| Neighborhoods

Larger text Larger text Smaller text Smaller text | Order Photo Reprints

Discussion of Murrysville drilling ordinance closed to public

Email Newsletters

Click here to sign up for one of our email newsletters.

'American Coyotes' Series

Traveling by Jeep, boat and foot, Tribune-Review investigative reporter Carl Prine and photojournalist Justin Merriman covered nearly 2,000 miles over two months along the border with Mexico to report on coyotes — the human traffickers who bring illegal immigrants into the United States. Most are Americans working for money and/or drugs. This series reports how their operations have a major impact on life for residents and the environment along the border — and beyond.

By Daveen Rae Kurutz
Wednesday, Aug. 27, 2014, 9:00 p.m.

Task force meetings to discuss revamping the municipal drilling ordinance won't be made public, Murrysville officials said.

The Marcellus shale task force was reconvened earlier this year after council decided to re-evaluate the municipal drilling ordinance after the state Supreme Court overruled portions of Act 13, the state drilling regulations.

Those meetings haven't been opened to the public.

“It's a volatile issue,” chief administrator Jim Morrison said. “We're very appreciative of our volunteers, and we have an obligation to let them do their work.”

That doesn't exempt the committee from following the state Sunshine Act, said Melissa Melewsky, media law counsel for the Pennsylvania Newsmedia Association, a nonprofit trade group in Harrisburg.

The act requires all committee meetings to be open to the public, Melewsky said.

“They are a body created to render advice on a matter of agency business,” Melewsky said. “There are no general exceptions that a committee gets to have a private meeting. They are stepping into the shoes and role of council.”

Morrison disagrees.

“There's no decision-making happening. They are just making a recommendation,” Morrison said.

Municipal Solicitor George Kotjarapoglus said he thinks the court is on Murrysville's side.

“If the product being delivered is something that is ripe for ‘immediate action' by the governing body, then the court may well view matter as agency providing ‘advice for action,' in which case Sunshine will likely be applied,” Kotjarapoglus wrote in an email.

“At the other end of the continuum on these ‘advise for action' cases, you have the Murrysville Task Force. Its review and report back to Council will NOT be a product that … will be received an acted upon without benefit of deliberations and a vote in an open meeting. ... there will be ample deliberations in our open meeting process no matter what the Task Force reports back.”

A similar issue arose in 2010, when the task force originally was formed.

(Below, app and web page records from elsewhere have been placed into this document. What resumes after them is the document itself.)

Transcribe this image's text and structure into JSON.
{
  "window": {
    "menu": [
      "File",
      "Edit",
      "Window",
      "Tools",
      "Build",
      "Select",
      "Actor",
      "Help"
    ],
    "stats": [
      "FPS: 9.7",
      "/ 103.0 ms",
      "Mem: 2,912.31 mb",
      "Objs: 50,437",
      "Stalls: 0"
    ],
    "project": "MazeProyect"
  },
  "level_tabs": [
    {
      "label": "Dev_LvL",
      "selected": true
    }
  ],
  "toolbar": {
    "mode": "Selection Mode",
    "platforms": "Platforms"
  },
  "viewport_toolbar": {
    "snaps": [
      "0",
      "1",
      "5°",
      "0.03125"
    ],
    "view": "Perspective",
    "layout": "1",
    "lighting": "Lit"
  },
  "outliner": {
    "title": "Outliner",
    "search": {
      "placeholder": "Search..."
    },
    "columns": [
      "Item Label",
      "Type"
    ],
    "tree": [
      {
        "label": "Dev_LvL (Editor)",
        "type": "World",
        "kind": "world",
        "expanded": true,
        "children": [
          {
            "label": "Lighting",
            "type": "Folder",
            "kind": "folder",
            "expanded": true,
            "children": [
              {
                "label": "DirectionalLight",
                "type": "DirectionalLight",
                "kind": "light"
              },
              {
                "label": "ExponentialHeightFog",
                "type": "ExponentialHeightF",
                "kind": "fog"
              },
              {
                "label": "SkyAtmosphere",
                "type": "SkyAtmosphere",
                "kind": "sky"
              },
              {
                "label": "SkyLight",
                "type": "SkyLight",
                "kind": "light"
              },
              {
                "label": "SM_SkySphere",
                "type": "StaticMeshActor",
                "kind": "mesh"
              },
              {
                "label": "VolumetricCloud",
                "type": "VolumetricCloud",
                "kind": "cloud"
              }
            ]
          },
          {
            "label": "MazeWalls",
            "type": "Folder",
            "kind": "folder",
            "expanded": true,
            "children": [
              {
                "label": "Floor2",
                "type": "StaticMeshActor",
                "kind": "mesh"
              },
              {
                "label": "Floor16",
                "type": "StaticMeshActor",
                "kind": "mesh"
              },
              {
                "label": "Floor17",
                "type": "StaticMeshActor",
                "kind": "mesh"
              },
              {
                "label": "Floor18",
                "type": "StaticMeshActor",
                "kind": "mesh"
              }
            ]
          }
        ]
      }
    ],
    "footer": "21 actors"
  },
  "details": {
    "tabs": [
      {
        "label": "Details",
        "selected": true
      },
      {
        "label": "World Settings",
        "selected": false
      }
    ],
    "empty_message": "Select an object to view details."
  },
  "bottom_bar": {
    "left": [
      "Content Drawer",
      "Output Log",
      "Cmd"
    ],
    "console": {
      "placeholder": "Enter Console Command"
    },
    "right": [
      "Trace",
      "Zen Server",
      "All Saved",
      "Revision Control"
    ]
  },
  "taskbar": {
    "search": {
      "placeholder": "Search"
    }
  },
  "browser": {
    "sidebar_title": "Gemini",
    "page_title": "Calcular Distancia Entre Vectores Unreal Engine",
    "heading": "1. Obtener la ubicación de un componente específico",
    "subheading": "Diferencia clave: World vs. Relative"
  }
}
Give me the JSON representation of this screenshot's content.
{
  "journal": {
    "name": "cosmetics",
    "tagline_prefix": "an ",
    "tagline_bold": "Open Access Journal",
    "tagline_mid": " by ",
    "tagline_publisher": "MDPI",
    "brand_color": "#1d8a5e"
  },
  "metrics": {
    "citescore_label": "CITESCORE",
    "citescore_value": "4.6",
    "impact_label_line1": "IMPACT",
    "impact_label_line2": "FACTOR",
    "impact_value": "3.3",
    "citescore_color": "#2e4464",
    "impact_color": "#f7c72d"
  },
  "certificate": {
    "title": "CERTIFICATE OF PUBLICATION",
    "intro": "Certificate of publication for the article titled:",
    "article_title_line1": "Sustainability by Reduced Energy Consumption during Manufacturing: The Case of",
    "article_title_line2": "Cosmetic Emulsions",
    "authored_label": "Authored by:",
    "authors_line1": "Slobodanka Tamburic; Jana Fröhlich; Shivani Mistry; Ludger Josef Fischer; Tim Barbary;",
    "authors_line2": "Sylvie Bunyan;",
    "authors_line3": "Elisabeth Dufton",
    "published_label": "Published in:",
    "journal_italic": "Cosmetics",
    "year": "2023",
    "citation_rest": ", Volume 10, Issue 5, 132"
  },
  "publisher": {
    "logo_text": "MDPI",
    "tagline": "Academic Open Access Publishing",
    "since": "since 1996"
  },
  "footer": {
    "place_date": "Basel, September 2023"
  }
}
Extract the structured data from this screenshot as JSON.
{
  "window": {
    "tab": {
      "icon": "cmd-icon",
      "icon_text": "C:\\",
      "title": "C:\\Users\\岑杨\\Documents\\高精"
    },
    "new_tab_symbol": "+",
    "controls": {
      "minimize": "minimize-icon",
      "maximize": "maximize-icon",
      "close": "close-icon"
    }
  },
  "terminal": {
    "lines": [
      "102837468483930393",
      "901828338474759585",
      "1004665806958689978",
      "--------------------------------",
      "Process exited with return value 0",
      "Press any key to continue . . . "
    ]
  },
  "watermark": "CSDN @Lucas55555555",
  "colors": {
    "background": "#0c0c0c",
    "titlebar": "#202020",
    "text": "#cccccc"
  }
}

Those meetings, along with meetings of the municipal comprehensive-plan committee, were open to the public.

Councilman Dave Perry serves on the committee and agreed the meetings should be public.

“I think deliberations associated with ordinances should be a public discussion,” Perry said.

Resident Alyson Holt questioned why the meetings are closed during last week's council meeting after a private conversation with Morrison.

“(Morrison) emailed me back that the task force meetings were not open to the public and that public updates on the progress of the committee would be made at council meetings,” Holt said. “I am disappointed by this answer.”

Melewsky said it's important for residents to be able to attend committee meetings to learn about topics, especially controversial ones.

“The committee is doing all of the legwork. That's where the meat gets discussed,” she said. “If you cut off public access to committee meetings, there's no real account of why borough council is making the decision.”

Daveen Rae Kurutz is a staff writer for Trib Total Media. She can be reached at 412-871-2365, or

Subscribe today! Click here for our subscription offers.



Show commenting policy

Most-Read Murrysville

  1. Murrysville man won’t be charged for slitting pit bull’s throat
  2. Franklin Regional Soccer Boosters’ 5K set for Aug. 22
  3. PTOs, officials welcome waiver of fees for volunteers
  4. Murrysville tattoo parlor to host St. Jude fundraiser
  5. Back to drawing board for Export park-and-ride plans